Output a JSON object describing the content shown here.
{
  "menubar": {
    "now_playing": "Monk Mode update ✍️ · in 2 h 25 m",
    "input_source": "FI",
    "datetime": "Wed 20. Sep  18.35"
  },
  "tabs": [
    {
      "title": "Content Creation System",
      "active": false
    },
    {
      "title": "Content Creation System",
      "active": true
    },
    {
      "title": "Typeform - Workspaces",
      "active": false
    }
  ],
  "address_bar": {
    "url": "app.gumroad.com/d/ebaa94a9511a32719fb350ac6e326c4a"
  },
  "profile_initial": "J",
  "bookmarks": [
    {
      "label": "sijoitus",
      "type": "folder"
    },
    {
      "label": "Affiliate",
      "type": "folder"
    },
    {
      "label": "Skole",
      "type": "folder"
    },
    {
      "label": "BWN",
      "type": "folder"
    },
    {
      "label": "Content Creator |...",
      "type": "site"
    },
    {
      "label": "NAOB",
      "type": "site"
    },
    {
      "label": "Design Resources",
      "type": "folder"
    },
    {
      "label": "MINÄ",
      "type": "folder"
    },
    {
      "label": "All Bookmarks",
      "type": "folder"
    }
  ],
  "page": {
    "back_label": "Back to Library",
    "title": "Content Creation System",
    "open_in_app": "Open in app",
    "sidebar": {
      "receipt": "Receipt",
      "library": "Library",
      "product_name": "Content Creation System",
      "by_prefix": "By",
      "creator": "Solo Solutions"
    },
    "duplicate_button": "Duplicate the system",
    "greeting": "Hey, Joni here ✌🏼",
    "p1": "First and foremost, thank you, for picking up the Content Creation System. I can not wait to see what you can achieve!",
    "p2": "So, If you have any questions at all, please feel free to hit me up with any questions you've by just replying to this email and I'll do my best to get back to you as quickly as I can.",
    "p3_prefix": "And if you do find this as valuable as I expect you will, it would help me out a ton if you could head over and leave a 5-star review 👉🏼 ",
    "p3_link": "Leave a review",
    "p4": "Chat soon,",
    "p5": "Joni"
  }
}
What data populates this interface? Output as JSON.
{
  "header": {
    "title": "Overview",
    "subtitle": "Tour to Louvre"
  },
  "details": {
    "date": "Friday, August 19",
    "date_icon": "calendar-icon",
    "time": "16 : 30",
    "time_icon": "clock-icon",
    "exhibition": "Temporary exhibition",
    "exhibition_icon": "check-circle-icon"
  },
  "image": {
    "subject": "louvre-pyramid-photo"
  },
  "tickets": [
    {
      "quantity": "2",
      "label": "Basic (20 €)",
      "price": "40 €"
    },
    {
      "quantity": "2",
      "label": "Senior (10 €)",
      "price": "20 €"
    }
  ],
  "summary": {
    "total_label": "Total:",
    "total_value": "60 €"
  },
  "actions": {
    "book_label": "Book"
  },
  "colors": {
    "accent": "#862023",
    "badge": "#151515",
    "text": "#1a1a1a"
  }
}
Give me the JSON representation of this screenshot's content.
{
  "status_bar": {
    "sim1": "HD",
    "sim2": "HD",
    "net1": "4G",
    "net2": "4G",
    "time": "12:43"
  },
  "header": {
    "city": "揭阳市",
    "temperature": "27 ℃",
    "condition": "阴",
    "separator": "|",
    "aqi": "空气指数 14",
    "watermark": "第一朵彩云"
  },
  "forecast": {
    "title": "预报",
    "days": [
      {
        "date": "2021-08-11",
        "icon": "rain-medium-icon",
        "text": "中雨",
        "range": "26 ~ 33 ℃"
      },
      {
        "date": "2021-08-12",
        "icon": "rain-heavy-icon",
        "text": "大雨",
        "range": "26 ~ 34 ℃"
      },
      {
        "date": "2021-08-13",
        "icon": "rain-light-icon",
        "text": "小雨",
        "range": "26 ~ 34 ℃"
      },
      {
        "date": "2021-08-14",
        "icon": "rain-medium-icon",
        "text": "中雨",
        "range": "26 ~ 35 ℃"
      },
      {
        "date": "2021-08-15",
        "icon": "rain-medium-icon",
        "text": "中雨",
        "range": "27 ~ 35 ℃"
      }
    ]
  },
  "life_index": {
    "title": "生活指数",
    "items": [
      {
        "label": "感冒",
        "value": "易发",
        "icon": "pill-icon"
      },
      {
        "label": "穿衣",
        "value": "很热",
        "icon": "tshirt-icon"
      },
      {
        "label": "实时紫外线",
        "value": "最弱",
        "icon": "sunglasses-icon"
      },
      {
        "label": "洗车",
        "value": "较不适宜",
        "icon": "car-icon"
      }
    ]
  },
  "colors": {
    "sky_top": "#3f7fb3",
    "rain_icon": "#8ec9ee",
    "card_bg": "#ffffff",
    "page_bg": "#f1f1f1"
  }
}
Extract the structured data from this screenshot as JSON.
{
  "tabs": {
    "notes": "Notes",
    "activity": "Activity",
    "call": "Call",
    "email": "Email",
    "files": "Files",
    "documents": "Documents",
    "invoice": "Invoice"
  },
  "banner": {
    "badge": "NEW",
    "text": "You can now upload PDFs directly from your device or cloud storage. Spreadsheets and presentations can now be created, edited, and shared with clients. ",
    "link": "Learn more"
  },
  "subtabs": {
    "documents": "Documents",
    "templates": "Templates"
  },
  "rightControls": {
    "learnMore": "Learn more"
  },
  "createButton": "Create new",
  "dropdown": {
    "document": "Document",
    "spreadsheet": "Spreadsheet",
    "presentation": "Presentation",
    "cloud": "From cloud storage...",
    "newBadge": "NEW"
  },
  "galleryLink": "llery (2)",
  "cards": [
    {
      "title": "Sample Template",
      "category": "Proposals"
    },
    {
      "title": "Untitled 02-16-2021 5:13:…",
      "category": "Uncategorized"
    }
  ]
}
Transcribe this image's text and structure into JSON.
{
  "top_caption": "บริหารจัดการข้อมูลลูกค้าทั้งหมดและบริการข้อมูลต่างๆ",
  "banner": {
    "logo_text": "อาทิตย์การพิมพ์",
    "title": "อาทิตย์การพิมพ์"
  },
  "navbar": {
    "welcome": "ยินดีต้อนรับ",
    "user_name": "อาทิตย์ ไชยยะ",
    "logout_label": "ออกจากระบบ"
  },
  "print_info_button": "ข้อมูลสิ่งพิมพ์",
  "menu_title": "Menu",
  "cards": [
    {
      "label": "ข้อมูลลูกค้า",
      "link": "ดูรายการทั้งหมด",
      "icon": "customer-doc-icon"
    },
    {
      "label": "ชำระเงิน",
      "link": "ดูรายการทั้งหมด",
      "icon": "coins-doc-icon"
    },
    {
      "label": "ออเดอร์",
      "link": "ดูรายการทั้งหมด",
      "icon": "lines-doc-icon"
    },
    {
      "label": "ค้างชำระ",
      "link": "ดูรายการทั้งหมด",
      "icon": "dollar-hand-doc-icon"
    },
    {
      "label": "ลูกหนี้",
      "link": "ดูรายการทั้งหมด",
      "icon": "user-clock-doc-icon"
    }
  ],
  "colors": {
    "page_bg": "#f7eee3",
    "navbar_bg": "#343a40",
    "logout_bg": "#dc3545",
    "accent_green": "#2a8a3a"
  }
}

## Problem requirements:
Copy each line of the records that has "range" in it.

## Response for this exercise:
        "range": "26 ~ 33 ℃"
        "range": "26 ~ 34 ℃"
        "range": "26 ~ 34 ℃"
        "range": "26 ~ 35 ℃"
        "range": "27 ~ 35 ℃"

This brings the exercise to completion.